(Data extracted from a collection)
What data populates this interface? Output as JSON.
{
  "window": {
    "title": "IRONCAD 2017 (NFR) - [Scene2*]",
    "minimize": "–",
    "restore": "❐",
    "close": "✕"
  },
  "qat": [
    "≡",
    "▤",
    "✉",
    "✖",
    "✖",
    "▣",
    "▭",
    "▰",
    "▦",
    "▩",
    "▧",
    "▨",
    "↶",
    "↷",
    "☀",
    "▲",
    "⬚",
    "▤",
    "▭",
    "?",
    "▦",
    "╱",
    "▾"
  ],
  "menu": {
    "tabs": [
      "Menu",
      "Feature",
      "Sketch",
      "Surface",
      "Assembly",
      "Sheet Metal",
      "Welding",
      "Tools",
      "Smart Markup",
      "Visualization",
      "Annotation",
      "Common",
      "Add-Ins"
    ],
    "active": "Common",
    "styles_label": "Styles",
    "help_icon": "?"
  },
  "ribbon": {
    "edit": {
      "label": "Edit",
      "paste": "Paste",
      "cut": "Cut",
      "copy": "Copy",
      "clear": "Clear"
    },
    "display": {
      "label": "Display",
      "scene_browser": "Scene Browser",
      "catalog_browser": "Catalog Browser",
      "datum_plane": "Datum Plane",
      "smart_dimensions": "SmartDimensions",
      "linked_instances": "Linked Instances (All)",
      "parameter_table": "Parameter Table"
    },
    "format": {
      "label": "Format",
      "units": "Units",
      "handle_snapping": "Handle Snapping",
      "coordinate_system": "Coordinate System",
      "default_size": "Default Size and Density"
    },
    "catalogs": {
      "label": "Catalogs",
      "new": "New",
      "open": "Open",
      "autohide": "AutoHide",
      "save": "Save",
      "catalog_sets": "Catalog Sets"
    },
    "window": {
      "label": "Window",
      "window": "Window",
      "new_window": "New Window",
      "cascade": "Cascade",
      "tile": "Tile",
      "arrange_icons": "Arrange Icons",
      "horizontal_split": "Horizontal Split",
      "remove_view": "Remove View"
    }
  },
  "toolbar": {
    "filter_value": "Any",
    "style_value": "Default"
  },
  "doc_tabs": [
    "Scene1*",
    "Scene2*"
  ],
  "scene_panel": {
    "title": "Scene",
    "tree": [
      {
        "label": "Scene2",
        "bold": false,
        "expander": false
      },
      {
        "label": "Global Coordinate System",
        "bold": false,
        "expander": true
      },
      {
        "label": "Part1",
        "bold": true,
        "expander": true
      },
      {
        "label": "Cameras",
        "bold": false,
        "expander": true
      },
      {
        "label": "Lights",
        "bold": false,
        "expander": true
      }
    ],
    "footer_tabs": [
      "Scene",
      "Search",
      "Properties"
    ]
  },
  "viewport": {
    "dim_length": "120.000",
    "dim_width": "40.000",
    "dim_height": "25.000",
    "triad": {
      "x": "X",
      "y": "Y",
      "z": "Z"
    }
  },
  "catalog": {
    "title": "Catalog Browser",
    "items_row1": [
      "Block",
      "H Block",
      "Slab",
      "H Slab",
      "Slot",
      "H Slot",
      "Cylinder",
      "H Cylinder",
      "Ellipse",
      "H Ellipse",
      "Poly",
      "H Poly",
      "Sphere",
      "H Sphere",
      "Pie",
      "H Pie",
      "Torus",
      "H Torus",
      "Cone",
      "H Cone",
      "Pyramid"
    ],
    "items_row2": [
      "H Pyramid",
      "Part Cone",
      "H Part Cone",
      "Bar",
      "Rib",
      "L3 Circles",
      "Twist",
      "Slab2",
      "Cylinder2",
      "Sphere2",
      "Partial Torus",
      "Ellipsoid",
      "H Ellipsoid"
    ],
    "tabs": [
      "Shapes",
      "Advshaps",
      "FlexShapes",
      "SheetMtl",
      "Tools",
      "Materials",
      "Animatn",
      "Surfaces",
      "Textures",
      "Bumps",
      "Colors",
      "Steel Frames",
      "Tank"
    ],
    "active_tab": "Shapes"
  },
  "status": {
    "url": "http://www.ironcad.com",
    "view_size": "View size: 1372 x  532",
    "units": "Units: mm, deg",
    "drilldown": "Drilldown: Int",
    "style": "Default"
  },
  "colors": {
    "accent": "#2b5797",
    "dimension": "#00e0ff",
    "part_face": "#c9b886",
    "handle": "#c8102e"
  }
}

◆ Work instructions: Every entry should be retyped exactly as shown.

◆ Written answer:
What data populates this interface? Output as JSON.
{
  "window": {
    "title": "IRONCAD 2017 (NFR) - [Scene2*]",
    "minimize": "–",
    "restore": "❐",
    "close": "✕"
  },
  "qat": [
    "≡",
    "▤",
    "✉",
    "✖",
    "✖",
    "▣",
    "▭",
    "▰",
    "▦",
    "▩",
    "▧",
    "▨",
    "↶",
    "↷",
    "☀",
    "▲",
    "⬚",
    "▤",
    "▭",
    "?",
    "▦",
    "╱",
    "▾"
  ],
  "menu": {
    "tabs": [
      "Menu",
      "Feature",
      "Sketch",
      "Surface",
      "Assembly",
      "Sheet Metal",
      "Welding",
      "Tools",
      "Smart Markup",
      "Visualization",
      "Annotation",
      "Common",
      "Add-Ins"
    ],
    "active": "Common",
    "styles_label": "Styles",
    "help_icon": "?"
  },
  "ribbon": {
    "edit": {
      "label": "Edit",
      "paste": "Paste",
      "cut": "Cut",
      "copy": "Copy",
      "clear": "Clear"
    },
    "display": {
      "label": "Display",
      "scene_browser": "Scene Browser",
      "catalog_browser": "Catalog Browser",
      "datum_plane": "Datum Plane",
      "smart_dimensions": "SmartDimensions",
      "linked_instances": "Linked Instances (All)",
      "parameter_table": "Parameter Table"
    },
    "format": {
      "label": "Format",
      "units": "Units",
      "handle_snapping": "Handle Snapping",
      "coordinate_system": "Coordinate System",
      "default_size": "Default Size and Density"
    },
    "catalogs": {
      "label": "Catalogs",
      "new": "New",
      "open": "Open",
      "autohide": "AutoHide",
      "save": "Save",
      "catalog_sets": "Catalog Sets"
    },
    "window": {
      "label": "Window",
      "window": "Window",
      "new_window": "New Window",
      "cascade": "Cascade",
      "tile": "Tile",
      "arrange_icons": "Arrange Icons",
      "horizontal_split": "Horizontal Split",
      "remove_view": "Remove View"
    }
  },
  "toolbar": {
    "filter_value": "Any",
    "style_value": "Default"
  },
  "doc_tabs": [
    "Scene1*",
    "Scene2*"
  ],
  "scene_panel": {
    "title": "Scene",
    "tree": [
      {
        "label": "Scene2",
        "bold": false,
        "expander": false
      },
      {
        "label": "Global Coordinate System",
        "bold": false,
        "expander": true
      },
      {
        "label": "Part1",
        "bold": true,
        "expander": true
      },
      {
        "label": "Cameras",
        "bold": false,
        "expander": true
      },
      {
        "label": "Lights",
        "bold": false,
        "expander": true
      }
    ],
    "footer_tabs": [
      "Scene",
      "Search",
      "Properties"
    ]
  },
  "viewport": {
    "dim_length": "120.000",
    "dim_width": "40.000",
    "dim_height": "25.000",
    "triad": {
      "x": "X",
      "y": "Y",
      "z": "Z"
    }
  },
  "catalog": {
    "title": "Catalog Browser",
    "items_row1": [
      "Block",
      "H Block",
      "Slab",
      "H Slab",
      "Slot",
      "H Slot",
      "Cylinder",
      "H Cylinder",
      "Ellipse",
      "H Ellipse",
      "Poly",
      "H Poly",
      "Sphere",
      "H Sphere",
      "Pie",
      "H Pie",
      "Torus",
      "H Torus",
      "Cone",
      "H Cone",
      "Pyramid"
    ],
    "items_row2": [
      "H Pyramid",
      "Part Cone",
      "H Part Cone",
      "Bar",
      "Rib",
      "L3 Circles",
      "Twist",
      "Slab2",
      "Cylinder2",
      "Sphere2",
      "Partial Torus",
      "Ellipsoid",
      "H Ellipsoid"
    ],
    "tabs": [
      "Shapes",
      "Advshaps",
      "FlexShapes",
      "SheetMtl",
      "Tools",
      "Materials",
      "Animatn",
      "Surfaces",
      "Textures",
      "Bumps",
      "Colors",
      "Steel Frames",
      "Tank"
    ],
    "active_tab": "Shapes"
  },
  "status": {
    "url": "http://www.ironcad.com",
    "view_size": "View size: 1372 x  532",
    "units": "Units: mm, deg",
    "drilldown": "Drilldown: Int",
    "style": "Default"
  },
  "colors": {
    "accent": "#2b5797",
    "dimension": "#00e0ff",
    "part_face": "#c9b886",
    "handle": "#c8102e"
  }
}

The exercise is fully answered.